Last Resort: Parents Reluctantly Seek Special Education Attorneys and the Significant Consequences
The Individuals with Disabilities Education Act (“IDEA”) provides for reimbursement of attorney’s fees to parents of students with disabilities when a Special Education Due Process Hearing Officer has determined the student was denied their right to a Free Appropriate Public Education (“FAPE”). Unfortunately, many parents of special education students may not be aware of this or that there are special education attorneys that may be able to pursue matters on their behalf at no cost to families. As a result, there can be significant consequences.
Statistically, parents of students with disabilities who pursue due process pursuant to the IDEA without legal representation have significantly less favorable outcomes than parents that do have legal representation. This is not at all surprising. Special education due process hearings are complex and require highly specific legal knowledge of special education procedures and laws. A lack of such specific knowledge can be detrimental in obtaining successful outcomes in due process hearings. Special education attorneys can provide advice on effectively dealing with school districts to ensure better outcomes at hearings. Moreover, parents’ emotional investment can negatively impact their abilities to communicate effectively with school district personnel. It is also very important that due process complaints include specific necessary information and a special education attorney can insure due process complaints are sufficient.
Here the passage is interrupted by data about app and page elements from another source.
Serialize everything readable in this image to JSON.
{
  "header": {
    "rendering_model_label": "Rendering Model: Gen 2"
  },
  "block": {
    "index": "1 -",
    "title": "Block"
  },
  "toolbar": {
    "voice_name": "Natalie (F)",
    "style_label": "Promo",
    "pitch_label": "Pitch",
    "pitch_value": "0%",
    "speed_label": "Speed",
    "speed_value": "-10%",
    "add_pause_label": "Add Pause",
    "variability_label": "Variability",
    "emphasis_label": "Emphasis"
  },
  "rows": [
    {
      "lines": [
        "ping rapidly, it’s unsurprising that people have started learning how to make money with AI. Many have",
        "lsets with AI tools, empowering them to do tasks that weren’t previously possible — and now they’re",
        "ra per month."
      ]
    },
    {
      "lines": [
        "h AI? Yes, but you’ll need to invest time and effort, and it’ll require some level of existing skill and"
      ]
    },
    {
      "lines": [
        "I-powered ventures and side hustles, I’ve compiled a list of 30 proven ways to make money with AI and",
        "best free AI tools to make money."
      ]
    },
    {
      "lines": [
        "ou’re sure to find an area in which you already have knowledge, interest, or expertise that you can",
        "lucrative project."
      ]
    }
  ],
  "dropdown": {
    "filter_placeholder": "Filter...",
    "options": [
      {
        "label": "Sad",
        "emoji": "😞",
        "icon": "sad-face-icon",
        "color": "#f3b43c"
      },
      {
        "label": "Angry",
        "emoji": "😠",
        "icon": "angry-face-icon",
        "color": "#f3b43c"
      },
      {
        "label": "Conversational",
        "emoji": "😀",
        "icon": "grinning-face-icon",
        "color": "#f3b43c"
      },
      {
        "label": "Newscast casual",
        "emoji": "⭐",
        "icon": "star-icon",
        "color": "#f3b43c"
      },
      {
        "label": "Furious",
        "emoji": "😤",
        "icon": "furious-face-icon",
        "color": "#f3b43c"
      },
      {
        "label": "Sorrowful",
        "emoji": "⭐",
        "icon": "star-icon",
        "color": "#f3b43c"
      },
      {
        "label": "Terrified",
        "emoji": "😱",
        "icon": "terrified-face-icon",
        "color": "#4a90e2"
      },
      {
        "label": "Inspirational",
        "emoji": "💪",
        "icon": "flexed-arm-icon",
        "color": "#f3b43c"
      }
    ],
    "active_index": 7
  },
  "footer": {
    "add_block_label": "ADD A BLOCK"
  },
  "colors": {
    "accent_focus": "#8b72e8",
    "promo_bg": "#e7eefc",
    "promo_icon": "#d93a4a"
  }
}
Sometimes, parents obtain services from a special education advocate to guide them through due process hearings. This is not recommended for several reasons. Special education advocates are not lawyers and, therefore, do not have the specific legal knowledge regarding the IDEA and other relevant laws necessary to pursue special education due process hearings. Moreover, special education advocates are not familiar with the special education due process hearing procedures and guidelines, which can vary depending on the specific hearing officer assigned to the matter.
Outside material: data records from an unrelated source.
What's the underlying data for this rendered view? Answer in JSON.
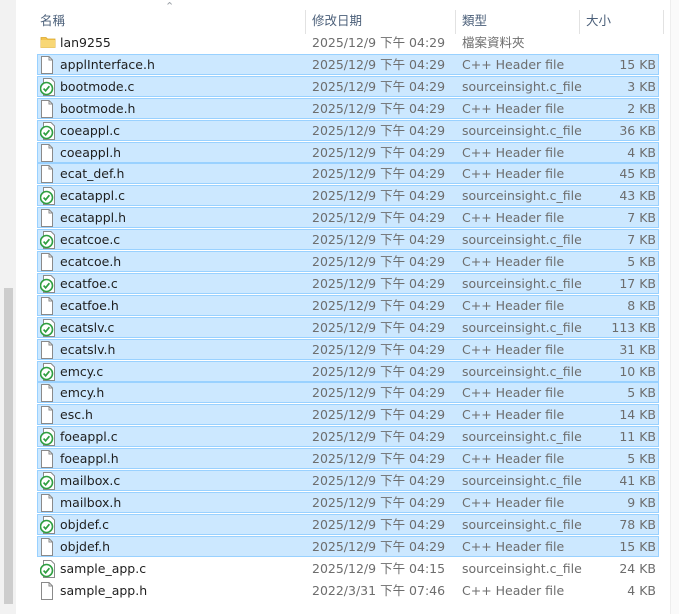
{
  "header": {
    "name": "名稱",
    "modified": "修改日期",
    "type": "類型",
    "size": "大小",
    "sort_arrow": "⌃"
  },
  "files": [
    {
      "name": "lan9255",
      "modified": "2025/12/9 下午 04:29",
      "type": "檔案資料夾",
      "size": "",
      "icon": "folder-icon",
      "selected": false
    },
    {
      "name": "applInterface.h",
      "modified": "2025/12/9 下午 04:29",
      "type": "C++ Header file",
      "size": "15 KB",
      "icon": "header-file-icon",
      "selected": true
    },
    {
      "name": "bootmode.c",
      "modified": "2025/12/9 下午 04:29",
      "type": "sourceinsight.c_file",
      "size": "3 KB",
      "icon": "c-source-file-icon",
      "selected": true
    },
    {
      "name": "bootmode.h",
      "modified": "2025/12/9 下午 04:29",
      "type": "C++ Header file",
      "size": "2 KB",
      "icon": "header-file-icon",
      "selected": true
    },
    {
      "name": "coeappl.c",
      "modified": "2025/12/9 下午 04:29",
      "type": "sourceinsight.c_file",
      "size": "36 KB",
      "icon": "c-source-file-icon",
      "selected": true
    },
    {
      "name": "coeappl.h",
      "modified": "2025/12/9 下午 04:29",
      "type": "C++ Header file",
      "size": "4 KB",
      "icon": "header-file-icon",
      "selected": true
    },
    {
      "name": "ecat_def.h",
      "modified": "2025/12/9 下午 04:29",
      "type": "C++ Header file",
      "size": "45 KB",
      "icon": "header-file-icon",
      "selected": true
    },
    {
      "name": "ecatappl.c",
      "modified": "2025/12/9 下午 04:29",
      "type": "sourceinsight.c_file",
      "size": "43 KB",
      "icon": "c-source-file-icon",
      "selected": true
    },
    {
      "name": "ecatappl.h",
      "modified": "2025/12/9 下午 04:29",
      "type": "C++ Header file",
      "size": "7 KB",
      "icon": "header-file-icon",
      "selected": true
    },
    {
      "name": "ecatcoe.c",
      "modified": "2025/12/9 下午 04:29",
      "type": "sourceinsight.c_file",
      "size": "7 KB",
      "icon": "c-source-file-icon",
      "selected": true
    },
    {
      "name": "ecatcoe.h",
      "modified": "2025/12/9 下午 04:29",
      "type": "C++ Header file",
      "size": "5 KB",
      "icon": "header-file-icon",
      "selected": true
    },
    {
      "name": "ecatfoe.c",
      "modified": "2025/12/9 下午 04:29",
      "type": "sourceinsight.c_file",
      "size": "17 KB",
      "icon": "c-source-file-icon",
      "selected": true
    },
    {
      "name": "ecatfoe.h",
      "modified": "2025/12/9 下午 04:29",
      "type": "C++ Header file",
      "size": "8 KB",
      "icon": "header-file-icon",
      "selected": true
    },
    {
      "name": "ecatslv.c",
      "modified": "2025/12/9 下午 04:29",
      "type": "sourceinsight.c_file",
      "size": "113 KB",
      "icon": "c-source-file-icon",
      "selected": true
    },
    {
      "name": "ecatslv.h",
      "modified": "2025/12/9 下午 04:29",
      "type": "C++ Header file",
      "size": "31 KB",
      "icon": "header-file-icon",
      "selected": true
    },
    {
      "name": "emcy.c",
      "modified": "2025/12/9 下午 04:29",
      "type": "sourceinsight.c_file",
      "size": "10 KB",
      "icon": "c-source-file-icon",
      "selected": true
    },
    {
      "name": "emcy.h",
      "modified": "2025/12/9 下午 04:29",
      "type": "C++ Header file",
      "size": "5 KB",
      "icon": "header-file-icon",
      "selected": true
    },
    {
      "name": "esc.h",
      "modified": "2025/12/9 下午 04:29",
      "type": "C++ Header file",
      "size": "14 KB",
      "icon": "header-file-icon",
      "selected": true
    },
    {
      "name": "foeappl.c",
      "modified": "2025/12/9 下午 04:29",
      "type": "sourceinsight.c_file",
      "size": "11 KB",
      "icon": "c-source-file-icon",
      "selected": true
    },
    {
      "name": "foeappl.h",
      "modified": "2025/12/9 下午 04:29",
      "type": "C++ Header file",
      "size": "5 KB",
      "icon": "header-file-icon",
      "selected": true
    },
    {
      "name": "mailbox.c",
      "modified": "2025/12/9 下午 04:29",
      "type": "sourceinsight.c_file",
      "size": "41 KB",
      "icon": "c-source-file-icon",
      "selected": true
    },
    {
      "name": "mailbox.h",
      "modified": "2025/12/9 下午 04:29",
      "type": "C++ Header file",
      "size": "9 KB",
      "icon": "header-file-icon",
      "selected": true
    },
    {
      "name": "objdef.c",
      "modified": "2025/12/9 下午 04:29",
      "type": "sourceinsight.c_file",
      "size": "78 KB",
      "icon": "c-source-file-icon",
      "selected": true
    },
    {
      "name": "objdef.h",
      "modified": "2025/12/9 下午 04:29",
      "type": "C++ Header file",
      "size": "15 KB",
      "icon": "header-file-icon",
      "selected": true
    },
    {
      "name": "sample_app.c",
      "modified": "2025/12/9 下午 04:15",
      "type": "sourceinsight.c_file",
      "size": "24 KB",
      "icon": "c-source-file-icon",
      "selected": false
    },
    {
      "name": "sample_app.h",
      "modified": "2022/3/31 下午 07:46",
      "type": "C++ Header file",
      "size": "4 KB",
      "icon": "header-file-icon",
      "selected": false
    }
  ],
  "colors": {
    "selection_fill": "#cce8ff",
    "selection_border": "#99d1ff",
    "folder": "#f4c44e",
    "c_file_badge": "#2e9e3f",
    "header_text": "#4c607a"
  }
}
In addition, it is very important to understand the recent case law regarding the statue of limitations in the IDEA in pursing special education due process and the significant consequences it can have on parents’ rights to seek remedies for the denial of a FAPE. More specifically, recent case law has provided that parents of special education students must file for due process within two years of when they knew or should have known their child was not receiving a FAPE. This means that if parents wait to file a claim, they may lose the option to do so. Thus, it is extremely important for parents to consult with a special education attorney as soon as possible if there are any indications their child may not be receiving an appropriate educational program.
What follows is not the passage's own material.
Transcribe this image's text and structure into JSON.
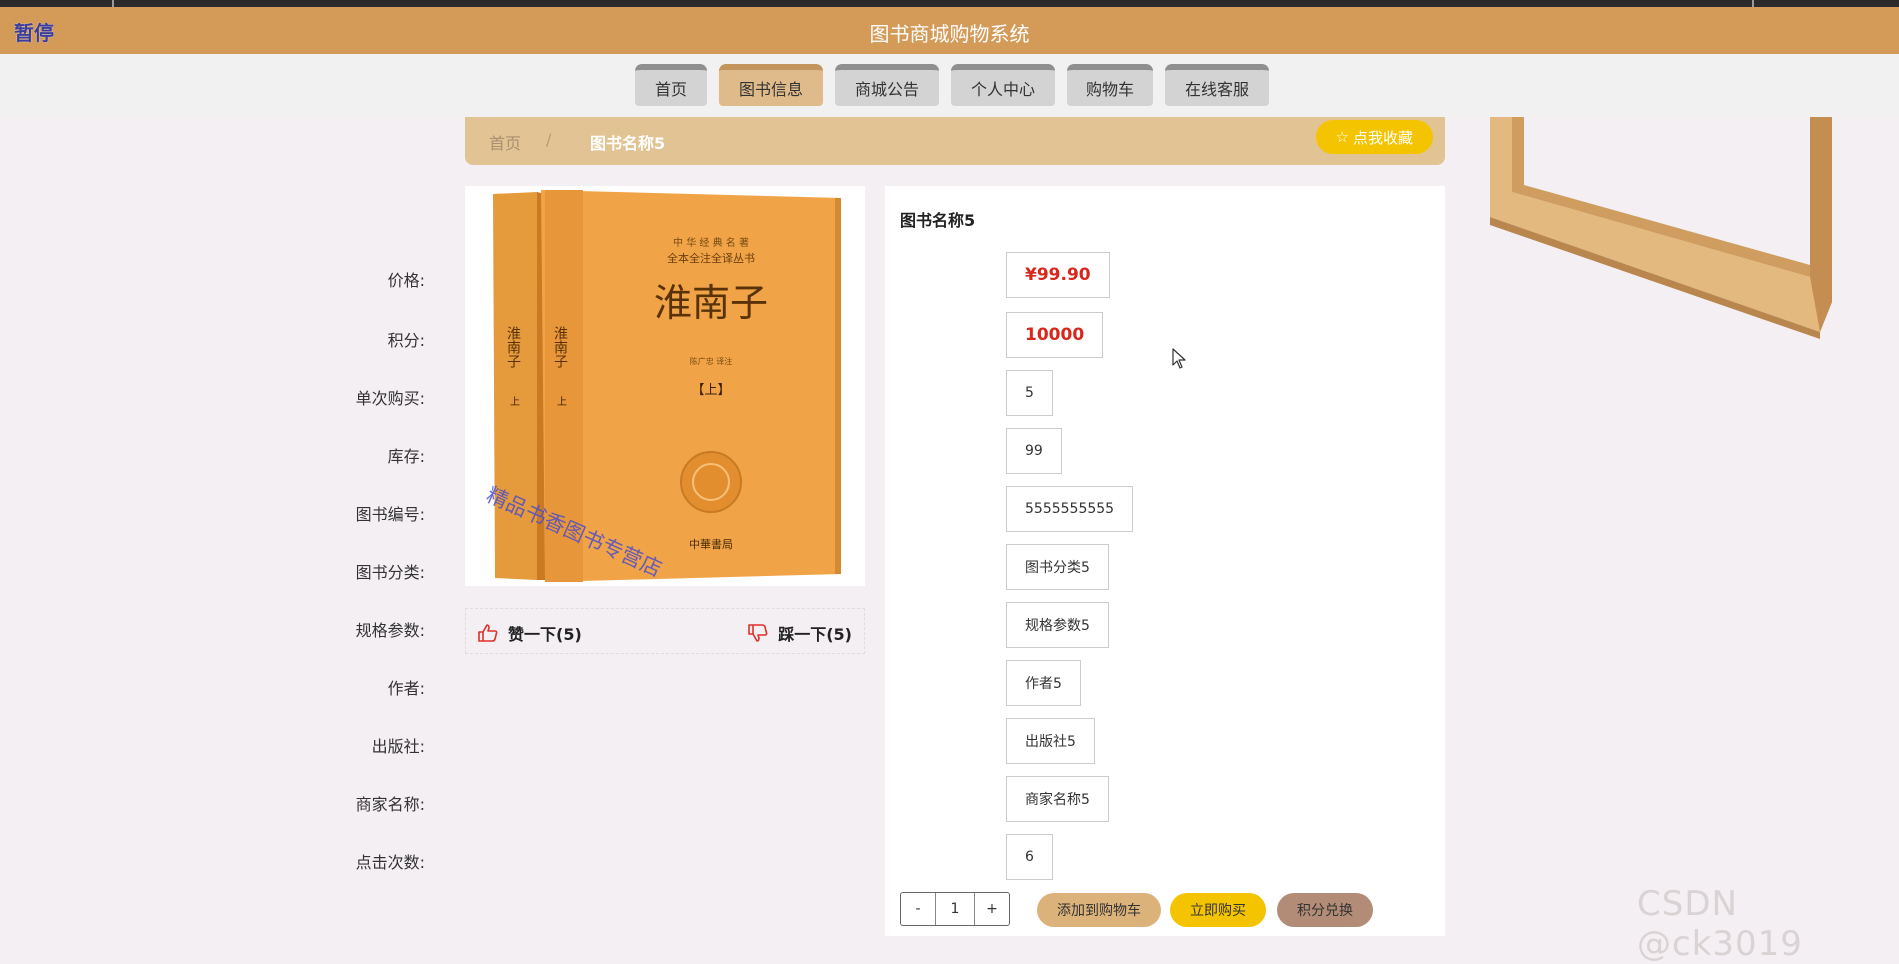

Thus, if parents believe that their child is not receiving an appropriate educational program and/or has not received one in the past, it is very important for them to review their options with a special education attorney.
-  Cope-Kasten C. (2013). Bidding (fair)well to due process: The need for a fairer final stage in special education dispute resolution. Journal of Law & Education, 42, 501-540; Zirkel, Perry A. (2014). Are the Outcomes of Hearing (and Review) Officer Decisions Different for Pro Se and Represented Parents? Journal of the National Association of Administrative Law Judiciary, 34(2), 263.